» What to produce
Go through the material and pull out every line with the string "предметів" in it.

» Extracted information
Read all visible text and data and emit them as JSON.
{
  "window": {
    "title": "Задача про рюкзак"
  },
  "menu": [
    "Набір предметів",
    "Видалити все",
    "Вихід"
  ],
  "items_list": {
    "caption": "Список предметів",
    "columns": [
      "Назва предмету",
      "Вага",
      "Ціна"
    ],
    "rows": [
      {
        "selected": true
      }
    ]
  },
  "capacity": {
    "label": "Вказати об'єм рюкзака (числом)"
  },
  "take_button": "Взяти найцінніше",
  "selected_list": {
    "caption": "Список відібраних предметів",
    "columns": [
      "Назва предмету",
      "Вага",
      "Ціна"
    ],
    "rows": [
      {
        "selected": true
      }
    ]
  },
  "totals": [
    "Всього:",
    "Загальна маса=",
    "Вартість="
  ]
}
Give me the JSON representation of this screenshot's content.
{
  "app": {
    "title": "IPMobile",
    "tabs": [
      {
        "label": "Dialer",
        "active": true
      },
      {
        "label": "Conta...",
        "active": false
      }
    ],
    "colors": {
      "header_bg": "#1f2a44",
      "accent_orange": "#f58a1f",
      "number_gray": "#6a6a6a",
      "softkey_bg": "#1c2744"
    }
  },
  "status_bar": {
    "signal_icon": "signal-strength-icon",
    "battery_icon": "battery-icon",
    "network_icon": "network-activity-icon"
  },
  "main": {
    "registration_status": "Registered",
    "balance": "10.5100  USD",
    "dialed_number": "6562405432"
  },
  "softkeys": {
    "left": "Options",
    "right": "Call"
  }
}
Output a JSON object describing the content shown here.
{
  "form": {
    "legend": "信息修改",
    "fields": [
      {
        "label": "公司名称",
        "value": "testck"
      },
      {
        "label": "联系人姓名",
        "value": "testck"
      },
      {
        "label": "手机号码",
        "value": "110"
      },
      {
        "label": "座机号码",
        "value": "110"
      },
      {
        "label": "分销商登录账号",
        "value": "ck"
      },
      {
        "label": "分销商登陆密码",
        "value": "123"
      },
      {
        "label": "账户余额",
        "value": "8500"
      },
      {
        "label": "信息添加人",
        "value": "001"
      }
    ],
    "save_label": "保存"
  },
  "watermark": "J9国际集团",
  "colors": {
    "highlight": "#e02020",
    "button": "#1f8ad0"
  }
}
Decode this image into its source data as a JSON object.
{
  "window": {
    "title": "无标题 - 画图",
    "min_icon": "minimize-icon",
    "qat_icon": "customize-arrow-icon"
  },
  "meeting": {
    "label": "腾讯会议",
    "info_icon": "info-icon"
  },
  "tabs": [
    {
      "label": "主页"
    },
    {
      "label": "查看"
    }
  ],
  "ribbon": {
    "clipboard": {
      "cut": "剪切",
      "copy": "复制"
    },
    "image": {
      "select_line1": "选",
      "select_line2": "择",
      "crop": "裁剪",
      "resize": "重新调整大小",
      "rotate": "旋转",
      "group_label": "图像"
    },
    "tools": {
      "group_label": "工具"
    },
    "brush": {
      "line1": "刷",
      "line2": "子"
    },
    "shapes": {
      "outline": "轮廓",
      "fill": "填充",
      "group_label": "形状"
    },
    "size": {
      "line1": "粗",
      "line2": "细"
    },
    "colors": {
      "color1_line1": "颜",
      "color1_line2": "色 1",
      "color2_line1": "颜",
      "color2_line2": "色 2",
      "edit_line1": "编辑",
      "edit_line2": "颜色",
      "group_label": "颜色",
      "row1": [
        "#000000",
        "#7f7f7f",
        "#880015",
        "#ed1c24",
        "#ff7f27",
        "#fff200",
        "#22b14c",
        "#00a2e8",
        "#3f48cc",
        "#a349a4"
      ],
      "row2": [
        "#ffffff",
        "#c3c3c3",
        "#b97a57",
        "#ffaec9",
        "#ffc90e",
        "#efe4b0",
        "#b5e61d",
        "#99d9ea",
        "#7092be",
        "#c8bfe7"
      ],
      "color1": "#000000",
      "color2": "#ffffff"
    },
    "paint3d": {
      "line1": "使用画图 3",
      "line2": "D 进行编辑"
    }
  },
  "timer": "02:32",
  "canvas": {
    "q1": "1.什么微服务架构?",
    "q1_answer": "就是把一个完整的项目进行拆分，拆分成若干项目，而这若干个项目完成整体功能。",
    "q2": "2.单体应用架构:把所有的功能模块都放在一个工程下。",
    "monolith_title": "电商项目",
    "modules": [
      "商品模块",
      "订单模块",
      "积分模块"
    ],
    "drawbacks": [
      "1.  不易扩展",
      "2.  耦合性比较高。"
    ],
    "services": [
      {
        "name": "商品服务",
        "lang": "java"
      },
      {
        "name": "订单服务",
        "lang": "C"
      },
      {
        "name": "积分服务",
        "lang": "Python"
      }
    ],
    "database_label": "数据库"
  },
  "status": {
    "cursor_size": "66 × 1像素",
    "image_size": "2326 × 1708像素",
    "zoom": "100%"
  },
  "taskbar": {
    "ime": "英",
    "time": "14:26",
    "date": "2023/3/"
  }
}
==
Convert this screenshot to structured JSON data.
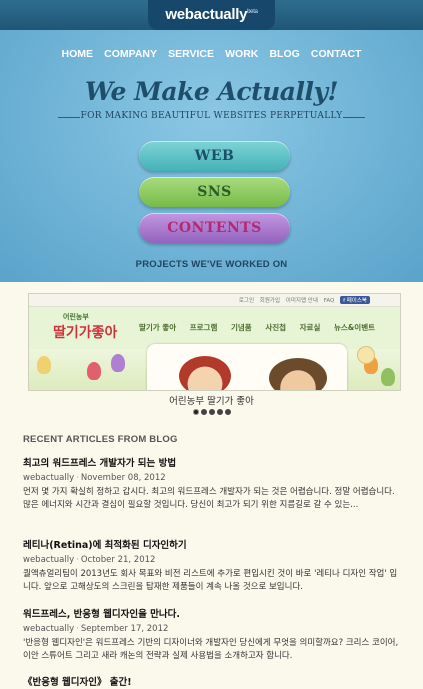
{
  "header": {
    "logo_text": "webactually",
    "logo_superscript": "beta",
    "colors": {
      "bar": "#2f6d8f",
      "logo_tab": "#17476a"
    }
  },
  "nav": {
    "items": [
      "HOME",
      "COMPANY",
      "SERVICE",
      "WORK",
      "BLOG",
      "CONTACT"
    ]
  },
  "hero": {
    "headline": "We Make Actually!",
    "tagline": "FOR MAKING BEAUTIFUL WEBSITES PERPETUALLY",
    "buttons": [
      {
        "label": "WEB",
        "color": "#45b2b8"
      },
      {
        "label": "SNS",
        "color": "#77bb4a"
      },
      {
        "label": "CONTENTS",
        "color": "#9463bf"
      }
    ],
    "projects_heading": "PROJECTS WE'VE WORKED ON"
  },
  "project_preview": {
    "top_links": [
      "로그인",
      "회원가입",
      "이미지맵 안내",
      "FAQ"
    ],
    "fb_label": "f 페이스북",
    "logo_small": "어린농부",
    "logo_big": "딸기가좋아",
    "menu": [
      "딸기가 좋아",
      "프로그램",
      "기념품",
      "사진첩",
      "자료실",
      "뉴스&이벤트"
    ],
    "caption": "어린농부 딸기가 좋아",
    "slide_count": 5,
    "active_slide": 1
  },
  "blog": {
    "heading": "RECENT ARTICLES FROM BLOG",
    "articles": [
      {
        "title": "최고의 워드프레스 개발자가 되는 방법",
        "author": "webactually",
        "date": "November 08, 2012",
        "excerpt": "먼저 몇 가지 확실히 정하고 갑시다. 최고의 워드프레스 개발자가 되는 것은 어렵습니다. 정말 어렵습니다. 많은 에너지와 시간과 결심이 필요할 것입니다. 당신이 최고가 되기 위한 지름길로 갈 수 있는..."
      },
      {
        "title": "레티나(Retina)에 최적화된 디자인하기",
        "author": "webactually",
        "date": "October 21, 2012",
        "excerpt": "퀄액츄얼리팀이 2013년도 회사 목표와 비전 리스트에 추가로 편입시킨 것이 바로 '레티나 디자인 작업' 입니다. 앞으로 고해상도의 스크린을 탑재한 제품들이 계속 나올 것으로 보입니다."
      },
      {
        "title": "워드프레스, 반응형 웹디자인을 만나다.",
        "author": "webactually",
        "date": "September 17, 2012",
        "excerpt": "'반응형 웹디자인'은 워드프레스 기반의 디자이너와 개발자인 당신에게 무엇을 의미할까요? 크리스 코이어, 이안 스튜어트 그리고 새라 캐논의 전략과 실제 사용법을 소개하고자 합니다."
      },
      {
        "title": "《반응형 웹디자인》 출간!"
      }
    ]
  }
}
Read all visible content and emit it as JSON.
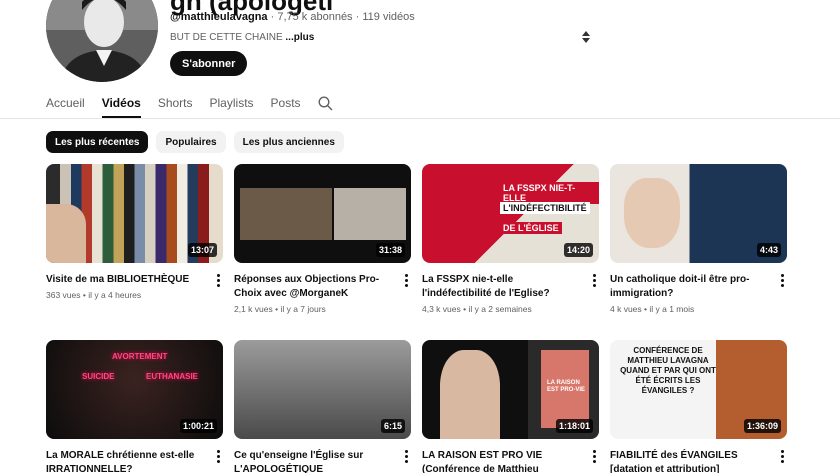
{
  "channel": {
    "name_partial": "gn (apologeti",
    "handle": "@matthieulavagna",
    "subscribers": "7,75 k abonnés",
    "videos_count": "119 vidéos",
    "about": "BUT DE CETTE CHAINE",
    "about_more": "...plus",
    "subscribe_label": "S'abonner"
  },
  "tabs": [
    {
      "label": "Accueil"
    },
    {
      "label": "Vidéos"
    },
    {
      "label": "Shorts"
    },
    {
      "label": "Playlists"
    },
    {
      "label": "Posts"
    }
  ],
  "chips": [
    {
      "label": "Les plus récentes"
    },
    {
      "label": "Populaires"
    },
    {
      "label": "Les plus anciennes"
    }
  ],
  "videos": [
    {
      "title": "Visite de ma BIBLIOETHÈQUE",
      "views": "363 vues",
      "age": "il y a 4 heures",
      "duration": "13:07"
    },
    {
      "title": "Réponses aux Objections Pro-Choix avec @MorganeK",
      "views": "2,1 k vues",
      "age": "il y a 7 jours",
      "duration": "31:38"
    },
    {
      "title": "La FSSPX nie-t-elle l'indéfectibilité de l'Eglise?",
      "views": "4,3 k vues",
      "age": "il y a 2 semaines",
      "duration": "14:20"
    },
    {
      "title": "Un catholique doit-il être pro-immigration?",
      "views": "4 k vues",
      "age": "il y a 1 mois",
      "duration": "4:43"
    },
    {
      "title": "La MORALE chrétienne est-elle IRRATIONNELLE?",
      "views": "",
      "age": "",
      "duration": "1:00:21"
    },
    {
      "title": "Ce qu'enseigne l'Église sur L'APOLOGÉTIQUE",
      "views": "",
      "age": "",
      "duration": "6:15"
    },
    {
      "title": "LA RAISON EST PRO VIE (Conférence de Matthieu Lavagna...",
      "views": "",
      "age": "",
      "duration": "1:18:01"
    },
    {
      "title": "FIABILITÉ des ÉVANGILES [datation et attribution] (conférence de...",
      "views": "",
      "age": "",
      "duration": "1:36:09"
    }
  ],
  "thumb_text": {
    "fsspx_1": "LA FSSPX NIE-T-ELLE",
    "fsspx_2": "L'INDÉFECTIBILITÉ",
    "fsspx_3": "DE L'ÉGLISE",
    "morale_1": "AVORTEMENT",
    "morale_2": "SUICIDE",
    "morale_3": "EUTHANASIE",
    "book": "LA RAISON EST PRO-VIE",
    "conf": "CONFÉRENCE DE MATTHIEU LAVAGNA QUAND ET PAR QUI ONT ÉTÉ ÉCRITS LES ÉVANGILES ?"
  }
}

» Written response
    "Набір предметів",
    "caption": "Список предметів",
    "caption": "Список відібраних предметів",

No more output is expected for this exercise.